Modern Cultural Connections
Because QED is highly mathematical, only specialists with advanced, specialized schooling ever encounter its equations directly. Like some other areas of advanced physics, its cultural impact is primarily indirect.
In the early twentieth century, no practical uses for much of quantum physics, including QED, were yet imaginable: physicists pursued their understanding of these fundamental matters both from pure curiosity and from a historically founded confidence that uses would be found for such knowledge someday. In the early twenty-first century, as precise manipulation of single atoms and photons became commonplace in laboratories, QED became the basis of new sensors and computing devices. This new technological revolution—still in its early stages—depended on the refinement since the 1960s of techniques for building extremely small structures connected to complex electronic circuits on tiny chips of silicon. Such a circuit-on-a-chip is termed an integrated circuit because its parts are all integral to (a seamless part of) a single crystal of a semiconducting substance such as silicon or gallium arsenide.
In the late 1980s and early 1990s, integrated-circuit techniques allowed the creation of tiny superconducting (zero-electrical-resistance) cavities on chips. Methods for manipulating single atoms using lasers allowed researchers to place single atoms inside such cavities, where their interactions with photons—as described by QED—could be carefully observed and controlled. This field became known as cavity quantum electrodynamics (cavity QED or c-QED). Super-sensitive optical and microwave detectors, capable of detecting electromagnetic fields consisting of only a few photons, have been developed using cavity QED. Perhaps more importantly, in the early 2000s researchers were busily engaged in demonstrating how, using cavity QED methods, quantum information (in the form of quantum bits or “cubits”) could be stored in single atoms. In 2007, researchers reported that they could imprint the state of a single photon on a single atom, force the atom to retain that information for a significant period of time, and then release the information at will in the form of a new photon. Such technologies will probably be needed in the development of future computer chips that greatly exceed today's most powerful computers in memory capacity and number of calculations per second. Just as today's computer technology has had profound effects on society, future leaps to quantum computers with hundreds or thousands of times the power of today's machines are likely to have further effects, some unforeseen.

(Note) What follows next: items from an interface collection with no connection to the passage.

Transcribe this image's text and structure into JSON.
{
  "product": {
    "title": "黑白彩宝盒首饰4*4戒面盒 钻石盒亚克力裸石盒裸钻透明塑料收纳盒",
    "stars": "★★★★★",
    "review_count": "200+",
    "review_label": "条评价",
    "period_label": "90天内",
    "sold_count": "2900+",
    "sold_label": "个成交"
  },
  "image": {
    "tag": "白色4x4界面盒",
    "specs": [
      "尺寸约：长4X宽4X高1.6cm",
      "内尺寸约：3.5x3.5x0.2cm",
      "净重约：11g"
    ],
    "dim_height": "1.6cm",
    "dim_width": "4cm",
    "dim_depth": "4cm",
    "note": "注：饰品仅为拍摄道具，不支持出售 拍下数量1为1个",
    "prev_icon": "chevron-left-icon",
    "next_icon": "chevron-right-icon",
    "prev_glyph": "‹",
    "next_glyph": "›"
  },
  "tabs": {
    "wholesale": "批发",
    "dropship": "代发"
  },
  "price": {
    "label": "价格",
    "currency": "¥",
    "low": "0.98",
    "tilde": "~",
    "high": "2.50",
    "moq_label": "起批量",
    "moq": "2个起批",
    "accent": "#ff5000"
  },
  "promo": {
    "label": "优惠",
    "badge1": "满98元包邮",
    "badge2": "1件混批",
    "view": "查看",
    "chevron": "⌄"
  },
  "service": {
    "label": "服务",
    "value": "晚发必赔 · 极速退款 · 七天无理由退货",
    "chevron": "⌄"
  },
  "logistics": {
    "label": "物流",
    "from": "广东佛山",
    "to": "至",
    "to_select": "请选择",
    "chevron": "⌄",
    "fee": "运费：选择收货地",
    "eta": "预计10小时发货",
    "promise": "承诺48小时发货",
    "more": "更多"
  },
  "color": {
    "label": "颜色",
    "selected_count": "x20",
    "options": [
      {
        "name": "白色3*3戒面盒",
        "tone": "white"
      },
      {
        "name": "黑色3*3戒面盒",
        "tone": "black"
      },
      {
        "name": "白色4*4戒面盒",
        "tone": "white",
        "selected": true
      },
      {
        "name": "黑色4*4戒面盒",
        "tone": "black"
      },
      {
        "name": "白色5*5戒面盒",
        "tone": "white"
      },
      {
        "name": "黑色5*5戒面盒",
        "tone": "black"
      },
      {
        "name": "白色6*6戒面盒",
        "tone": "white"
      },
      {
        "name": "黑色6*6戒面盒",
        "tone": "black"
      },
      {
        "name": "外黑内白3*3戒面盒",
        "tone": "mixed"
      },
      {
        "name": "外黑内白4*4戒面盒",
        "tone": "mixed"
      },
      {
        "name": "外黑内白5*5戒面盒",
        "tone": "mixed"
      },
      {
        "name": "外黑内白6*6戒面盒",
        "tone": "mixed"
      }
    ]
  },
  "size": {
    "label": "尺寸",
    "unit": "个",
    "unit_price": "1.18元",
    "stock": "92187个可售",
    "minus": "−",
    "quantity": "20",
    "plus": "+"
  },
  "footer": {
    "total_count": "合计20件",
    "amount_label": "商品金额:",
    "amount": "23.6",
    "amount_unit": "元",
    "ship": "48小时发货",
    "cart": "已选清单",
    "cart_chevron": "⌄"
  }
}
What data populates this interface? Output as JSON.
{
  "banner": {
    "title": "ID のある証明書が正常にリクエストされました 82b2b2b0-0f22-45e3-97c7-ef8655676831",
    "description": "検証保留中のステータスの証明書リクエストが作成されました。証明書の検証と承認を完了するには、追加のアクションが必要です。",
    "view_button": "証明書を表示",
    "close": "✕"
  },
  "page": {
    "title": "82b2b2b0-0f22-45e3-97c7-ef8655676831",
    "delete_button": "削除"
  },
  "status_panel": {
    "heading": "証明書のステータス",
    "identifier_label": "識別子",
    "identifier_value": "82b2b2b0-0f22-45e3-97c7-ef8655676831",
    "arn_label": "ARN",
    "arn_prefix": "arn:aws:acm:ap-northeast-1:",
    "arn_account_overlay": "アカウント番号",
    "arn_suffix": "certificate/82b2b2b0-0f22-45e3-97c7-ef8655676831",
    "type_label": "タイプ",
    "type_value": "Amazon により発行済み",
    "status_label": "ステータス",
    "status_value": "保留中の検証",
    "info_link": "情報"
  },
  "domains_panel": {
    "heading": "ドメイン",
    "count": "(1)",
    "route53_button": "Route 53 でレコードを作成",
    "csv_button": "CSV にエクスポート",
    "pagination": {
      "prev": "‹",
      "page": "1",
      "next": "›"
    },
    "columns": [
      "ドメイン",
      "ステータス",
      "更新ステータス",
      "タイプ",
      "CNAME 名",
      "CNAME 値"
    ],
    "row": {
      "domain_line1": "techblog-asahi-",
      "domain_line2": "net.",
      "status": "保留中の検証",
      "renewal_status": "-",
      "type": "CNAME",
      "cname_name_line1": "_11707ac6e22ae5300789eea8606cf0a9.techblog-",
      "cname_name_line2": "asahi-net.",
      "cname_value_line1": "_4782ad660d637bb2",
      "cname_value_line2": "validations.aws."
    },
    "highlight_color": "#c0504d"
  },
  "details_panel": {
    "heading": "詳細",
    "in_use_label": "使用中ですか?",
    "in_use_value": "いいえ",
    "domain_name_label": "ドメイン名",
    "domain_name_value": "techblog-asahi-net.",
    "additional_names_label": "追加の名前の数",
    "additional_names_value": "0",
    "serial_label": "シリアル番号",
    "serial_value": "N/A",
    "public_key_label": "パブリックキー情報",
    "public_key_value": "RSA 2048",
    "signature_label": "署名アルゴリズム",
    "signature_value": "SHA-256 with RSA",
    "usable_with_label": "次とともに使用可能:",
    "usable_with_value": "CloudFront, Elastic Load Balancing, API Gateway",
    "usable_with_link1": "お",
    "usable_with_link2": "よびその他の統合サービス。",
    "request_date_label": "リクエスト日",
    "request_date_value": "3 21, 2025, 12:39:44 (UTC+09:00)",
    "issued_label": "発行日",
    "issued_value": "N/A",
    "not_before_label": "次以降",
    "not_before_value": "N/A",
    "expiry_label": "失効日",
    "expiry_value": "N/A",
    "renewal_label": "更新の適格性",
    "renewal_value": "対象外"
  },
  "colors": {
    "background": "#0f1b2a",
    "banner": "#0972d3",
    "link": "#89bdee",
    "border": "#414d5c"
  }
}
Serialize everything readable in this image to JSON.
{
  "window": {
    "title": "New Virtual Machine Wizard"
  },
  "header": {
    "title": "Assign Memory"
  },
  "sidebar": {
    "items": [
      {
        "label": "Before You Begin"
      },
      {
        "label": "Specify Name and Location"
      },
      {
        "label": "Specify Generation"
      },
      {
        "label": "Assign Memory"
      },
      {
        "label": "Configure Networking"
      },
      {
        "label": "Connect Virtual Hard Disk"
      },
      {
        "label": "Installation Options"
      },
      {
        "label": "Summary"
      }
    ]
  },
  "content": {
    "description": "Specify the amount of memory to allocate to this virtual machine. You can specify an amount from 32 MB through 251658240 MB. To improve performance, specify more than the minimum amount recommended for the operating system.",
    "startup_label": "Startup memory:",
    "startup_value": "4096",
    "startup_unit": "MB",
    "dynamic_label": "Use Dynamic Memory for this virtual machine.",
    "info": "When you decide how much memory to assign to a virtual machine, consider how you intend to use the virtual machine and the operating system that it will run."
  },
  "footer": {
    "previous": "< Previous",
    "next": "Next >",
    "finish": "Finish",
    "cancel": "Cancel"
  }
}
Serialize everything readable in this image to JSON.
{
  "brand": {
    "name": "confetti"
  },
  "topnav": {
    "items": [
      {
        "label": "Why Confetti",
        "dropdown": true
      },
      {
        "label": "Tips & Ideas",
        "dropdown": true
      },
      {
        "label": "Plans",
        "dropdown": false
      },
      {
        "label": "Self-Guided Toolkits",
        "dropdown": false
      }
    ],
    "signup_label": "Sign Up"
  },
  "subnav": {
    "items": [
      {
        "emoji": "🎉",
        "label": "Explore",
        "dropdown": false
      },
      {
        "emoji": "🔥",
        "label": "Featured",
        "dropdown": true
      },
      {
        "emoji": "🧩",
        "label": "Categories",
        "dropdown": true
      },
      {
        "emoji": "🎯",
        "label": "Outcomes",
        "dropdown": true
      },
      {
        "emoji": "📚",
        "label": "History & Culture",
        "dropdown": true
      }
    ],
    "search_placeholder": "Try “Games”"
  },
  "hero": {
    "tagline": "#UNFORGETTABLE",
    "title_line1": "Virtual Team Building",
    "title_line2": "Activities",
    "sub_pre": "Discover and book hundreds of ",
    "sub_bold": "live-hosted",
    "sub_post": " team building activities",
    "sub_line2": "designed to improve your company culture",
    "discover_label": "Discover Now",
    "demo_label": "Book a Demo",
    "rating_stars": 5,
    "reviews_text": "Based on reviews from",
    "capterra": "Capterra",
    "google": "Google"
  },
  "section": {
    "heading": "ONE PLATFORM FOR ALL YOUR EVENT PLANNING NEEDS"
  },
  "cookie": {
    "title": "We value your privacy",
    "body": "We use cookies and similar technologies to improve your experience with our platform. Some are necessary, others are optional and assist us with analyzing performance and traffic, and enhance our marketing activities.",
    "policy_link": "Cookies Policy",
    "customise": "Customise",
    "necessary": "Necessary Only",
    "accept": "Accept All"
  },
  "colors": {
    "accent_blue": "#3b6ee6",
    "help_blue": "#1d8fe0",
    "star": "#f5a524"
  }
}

See Also Physics: The Quantum Hypothesis.
Feynman, Richard. QED: The Strange Theory of Light and Matter. Princeton University Press, 2006.
Feynman, Richard. Quantum Electrodynamics. Boulder, CO: Westview Press, 1998.
Haroche, Serge, and Jean-Michel Raimond. “Cavity Quantum Electrodynamics.” Scientific American (April 1993): 54–62.
Feynman, Richard. “The Development of the Space-Time View of Quantum Electrodynamics.” Nobel Prize.org. December 11, 1965. http://nobelprize.org/nobel_prizes/physics/laureates/1965/feynman-lecture.html (accessed January 23, 2008).
K. Lee Lerner